Our Terrexes are Singapore’s property. So, according to China’s position, they have absolute sovereign immunity! Which is exactly our point. In other words, China agrees with us!
What’s more, in China’s statement, China’s foreign ministry spokesman, Lu Kang said:
” I hope the relevant parties can follow the laws of Hong Kong, China”
Well, according to Dr Ng:
“This principle (of sovereign immunity) is well-established under international law, and we are advised by lawyers that it is also the law in the Hong Kong SAR (Special Administrative Region).”
As Associate Professor Eugene Tan wrote in a Straits Times article:

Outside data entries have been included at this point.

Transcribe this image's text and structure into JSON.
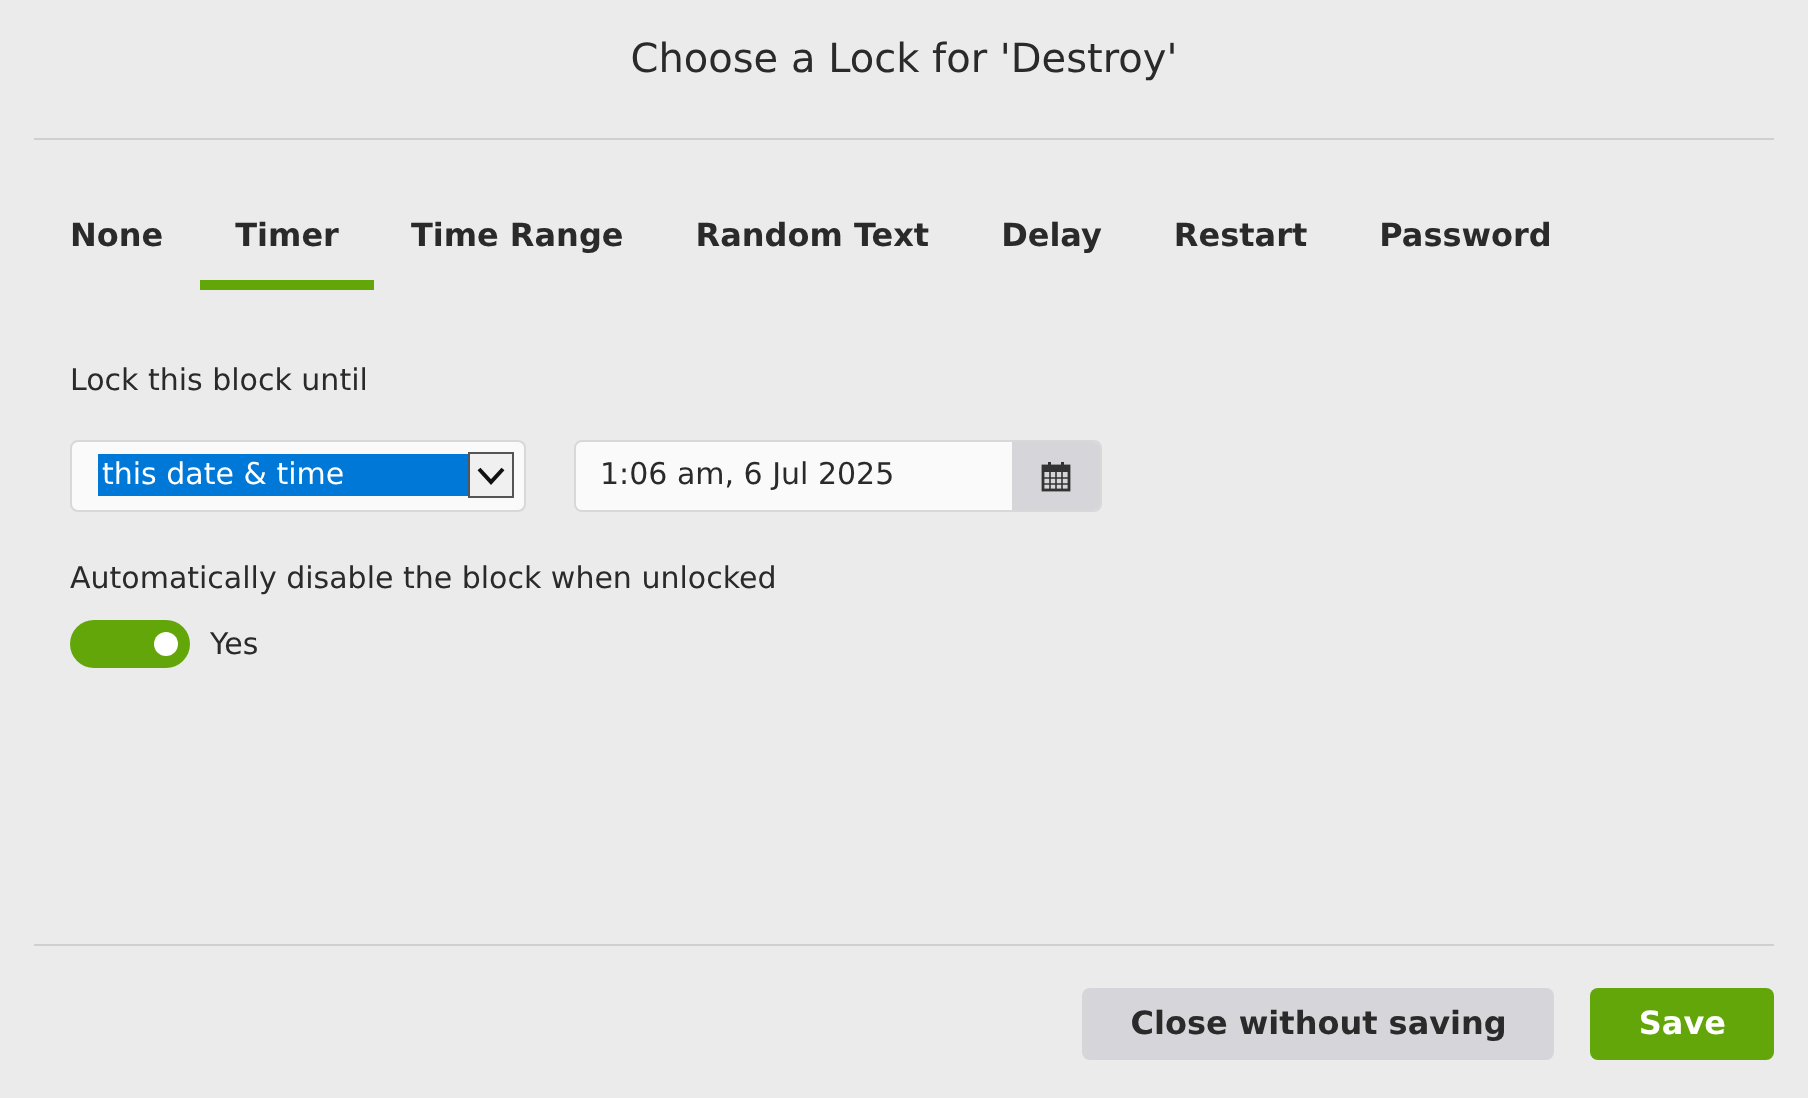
{
  "dialog": {
    "title": "Choose a Lock for 'Destroy'"
  },
  "tabs": [
    {
      "label": "None",
      "selected": false
    },
    {
      "label": "Timer",
      "selected": true
    },
    {
      "label": "Time Range",
      "selected": false
    },
    {
      "label": "Random Text",
      "selected": false
    },
    {
      "label": "Delay",
      "selected": false
    },
    {
      "label": "Restart",
      "selected": false
    },
    {
      "label": "Password",
      "selected": false
    }
  ],
  "lock_label": "Lock this block until",
  "mode_select": {
    "value": "this date & time",
    "highlighted": true
  },
  "date_field": {
    "value": "1:06 am, 6 Jul 2025"
  },
  "auto_disable": {
    "label": "Automatically disable the block when unlocked",
    "on": true,
    "state_label": "Yes"
  },
  "buttons": [
    {
      "label": "Close without saving",
      "kind": "secondary"
    },
    {
      "label": "Save",
      "kind": "primary"
    }
  ]
}
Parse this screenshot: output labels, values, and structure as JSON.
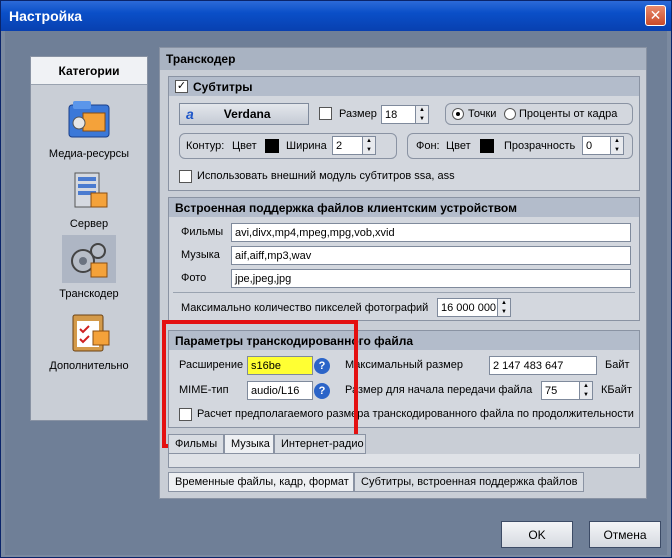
{
  "window": {
    "title": "Настройка",
    "close_glyph": "✕"
  },
  "sidebar": {
    "header": "Категории",
    "items": [
      {
        "label": "Медиа-ресурсы",
        "icon": "media-folder-icon"
      },
      {
        "label": "Сервер",
        "icon": "server-icon"
      },
      {
        "label": "Транскодер",
        "icon": "transcoder-gear-icon",
        "selected": true
      },
      {
        "label": "Дополнительно",
        "icon": "clipboard-icon"
      }
    ]
  },
  "main": {
    "title": "Транскодер",
    "subtitles": {
      "title": "Субтитры",
      "font_name": "Verdana",
      "font_glyph": "a",
      "size_label": "Размер",
      "size_value": "18",
      "units_points": "Точки",
      "units_percent": "Проценты от кадра",
      "outline_label": "Контур:",
      "outline_color_label": "Цвет",
      "outline_width_label": "Ширина",
      "outline_width_value": "2",
      "bg_label": "Фон:",
      "bg_color_label": "Цвет",
      "bg_transparency_label": "Прозрачность",
      "bg_transparency_value": "0",
      "external_module_label": "Использовать внешний модуль субтитров ssa, ass"
    },
    "client_support": {
      "title": "Встроенная поддержка файлов клиентским устройством",
      "films_label": "Фильмы",
      "films_value": "avi,divx,mp4,mpeg,mpg,vob,xvid",
      "music_label": "Музыка",
      "music_value": "aif,aiff,mp3,wav",
      "photo_label": "Фото",
      "photo_value": "jpe,jpeg,jpg",
      "max_pixels_label": "Максимально количество пикселей фотографий",
      "max_pixels_value": "16 000 000"
    },
    "transcode_params": {
      "title": "Параметры транскодированного файла",
      "extension_label": "Расширение",
      "extension_value": "s16be",
      "mime_label": "MIME-тип",
      "mime_value": "audio/L16",
      "max_size_label": "Максимальный размер",
      "max_size_value": "2 147 483 647",
      "max_size_unit": "Байт",
      "start_size_label": "Размер для начала передачи файла",
      "start_size_value": "75",
      "start_size_unit": "КБайт",
      "estimate_label": "Расчет предполагаемого размера транскодированного файла по продолжительности"
    },
    "tabs_row1": [
      "Фильмы",
      "Музыка",
      "Интернет-радио"
    ],
    "tabs_row2": [
      "Временные файлы, кадр, формат",
      "Субтитры, встроенная поддержка файлов"
    ]
  },
  "buttons": {
    "ok": "OK",
    "cancel": "Отмена"
  },
  "colors": {
    "highlight_field": "#ffff33",
    "annotation_red": "#e41010",
    "title_blue": "#0a4fc8"
  }
}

“This is buttressed by a 2011 majority decision where Hong Kong’s apex court, the Court of Final Appeal (CFA), ruled that foreign states enjoy absolute state immunity from jurisdiction in Hong Kong, including a foreign government’s activity and assets of a commercial nature…
The basis for the CFA’s landmark decision in Democratic Republic of the Congo v FG Hemisphere was that China applied absolute state immunity, and ‘HKSAR cannot, as a matter of legal and constitutional principle, adhere to a doctrine of state immunity which differs from that adopted by the PRC. The doctrine of state immunity practised in the HKSAR, as in the rest of China, is accordingly a doctrine of absolute immunity’.
As a Special Administrative Region (SAR) of China, Hong Kong’s adoption of ‘a divergent state immunity policy (from China) would embarrass and prejudice the State in its conduct of foreign affairs’.”
In other words, if Hong Kong doesn’t abide by the doctrine of absolute sovereign immunity, it would be an embarrassment to China. So, in this, China and Singapore are also in agreement. We certainly don’t want Hong Kong to embarrass China. Instead, we would like Hong Kong to abide by its own laws and respect the sovereign immunity of our Terrexes. Exactly what China wants.
What’s more, this is not the first time China or rather, Hong Kong authorities detained or seized another country’s military vehicles and equipment. In 2010, South Korean military equipment – including personnel carriers as well as light tanks – was also seized by Hong Kong authorities. Hong Kong eventually returned South Korea their military equipment.
Put all these together, we should get our Terrexes back.
Of course, China can still suddenly decide that they want to treat some countries differently from how they want all other countries to treat them, thus refusing to return us our Terrexes. But what would that say about China? That they are a bully? Surely China wouldn’t want the world to think of them that way.
Join the discussion 3 Comments
To our Defence Minister I beg to differ with what you have said about us not having the sealift capability to transport our military hardwares by our NAVY. I hv been involved in SAF EXs and have worked with tpt of AMX -13 transportation to ROC onboard our LSTs and I am SHOCKED & APPALLED to hear from you about our inept ability to transport by SN (SINGAPORE NAVY)!!!!!!
Please MINISTER, if for some stupid reasons that we need to hire APL, its your responsibility to bear it but you should not RUN DOWN our own NAVAL CAPABILITY to do the job. It would hv saved our public money by the $millions – this savings could have better used to look after our bottom 5% of Singaporeans. Its outright LYING to Singaporeans and just too bad, it happened that there were precedence of using naval assets to do the same job – what is transporting 9 AFVs, we have transported bigger consignments to Australia in the past. The problem with our Administration is the unwillingness to admit mistakes as in all previous issues domestically – WHY!!!!!.
^—- BS Above
The so called Sovereign immunity is problematic.
1. Nobody cited the exact section of the international law? why not be transparent?
2. Prof Eugene Tan give only one example that of financial assets, assume there is no history involving military assets. Will be ridiculous to have immunity over military assets fallen into the hands of another country.
3. What if a country ships massives military equipment to our shore and claim immunity?